The government’s state-endorsed violence and political assassinations have been widely condemned. Early this month, UN High Commissioner for Human Rights Zeid Ra’ad Al Hussein criticised the crackdown. He described official declarations that none of the victims was innocent as “dangerous … and indicative of a total disregard for the rule of law.”
The UN statement demanded the campaign be “immediately halted.” It added: “Given the large number of people arrested, there is a high likelihood that many people may have been arbitrarily detained, without due regard for their rights.”
The Bangladesh Mahila Parishad (Women’s Council of Bangladesh), a human rights organisation, denounced the killings and demanded legislation to make the law enforcement agencies “accountable for human rights violations.”
Supreme Court Bar Association president Zainul Abedin demanded the government stop “extra-judicial killings” and follow “the due process of the law.” Human Rights Watch Asia director Brad Adams said: “Until this spate of killings is independently investigated and proper procedures are put in place to protect the public, the campaign should be suspended.”
These appeals will change nothing. Any inquiry organised by the Hasina government will be a cover-up to protect the state forces and their murderous operations.
Hasina has dismissed condemnations of the repression, claiming that those killed are all drug dealers. “You might think that this is a violation of human rights,” she said, but “could you show me one innocent person who has been caught up in the middle [of this]?”
Home Minister Asaduzzaman Khan told CNN the campaign will continue until the problem is brought under control.
As anger mounted against the repression, the Stalinist Communist Party of Bangladesh (CPB) and Socialist Party of Bangladesh (SPB) announced they would join protests against the extrajudicial killings. The CPB and SPB, however, tacitly support the crackdown, advising the government to “curb the drug menace with iron hands through strict enforcement of the law.”
On June 14, US State Department spokesperson Heather Nauert issued a statement voicing “concerns.” She urged the government “to conduct thorough and transparent investigations into all credible reports of extrajudicial killings” and “to fully meet its human rights obligations.”
Washington’s concern is bogus. The killing of innocent civilians, mainly youth, by police shootings, has been commonplace in the US under the both the Trump and Obama administrations, as is the arrest and jailing of so-called illegal immigrant workers and their children.

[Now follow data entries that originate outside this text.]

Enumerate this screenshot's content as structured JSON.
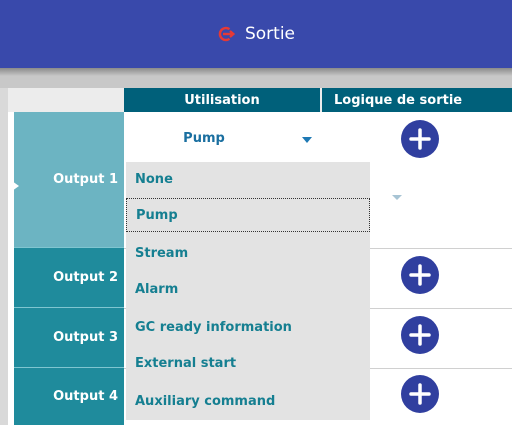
{
  "titlebar": {
    "title": "Sortie",
    "icon": "power-arrow-icon"
  },
  "table": {
    "columns": [
      "Utilisation",
      "Logique de sortie"
    ],
    "rows": [
      {
        "label": "Output 1",
        "selected": true
      },
      {
        "label": "Output 2"
      },
      {
        "label": "Output 3"
      },
      {
        "label": "Output 4"
      }
    ],
    "current_value": "Pump"
  },
  "dropdown": {
    "options": [
      "None",
      "Pump",
      "Stream",
      "Alarm",
      "GC ready information",
      "External start",
      "Auxiliary command"
    ],
    "focused_option": "Pump"
  },
  "colors": {
    "titlebar": "#3949ab",
    "header": "#00607a",
    "row": "#1f8b9c",
    "row_selected": "#6cb4c2",
    "plus_button": "#303f9f",
    "dropdown_text": "#157f91",
    "icon": "#e53935"
  }
}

The US regards its relations with the Hasina government as crucial to its geo-political interests in South Asia and its military and economic efforts to undermine China’s influence in the region. Washington’s real concern is that mass opposition to Hasina’s measures will draw in key sections of the working class fighting for higher wages and better working conditions and destabilise her regime.
The government mobilised thousands of police in the lead-up to the June 15 holiday marking the end of Ramadan, worried that ongoing demands by garment workers over unpaid wages and religious festival allowances could erupt across the country. In Chittagong, metropolitan police commissioner Mahbubur Rahman deployed 4,000 police and plain-clothes officials across the city “to avert any untoward situation.”
There has been no national strike action, but hundreds of garment workers from the Paradise Group, Westeria Textile and Positive Fashionwear in Dhaka demonstrated earlier this month to demand unpaid wages and allowances.
Tens of thousands of non-government teachers are also in conflict with the government because it has not included them in the Monthly Pay Order (MPO). They say the government, which previously promised to pay them under this system, ignored them in the 2018–2019 budget.
Under the MPO, the government pays salaries and benefits to teachers of non-government schools, colleges and technical institutions. There are about 80,000 teachers of 5,000 non-government schools, colleges and technical institutions. The dispute remains unresolved.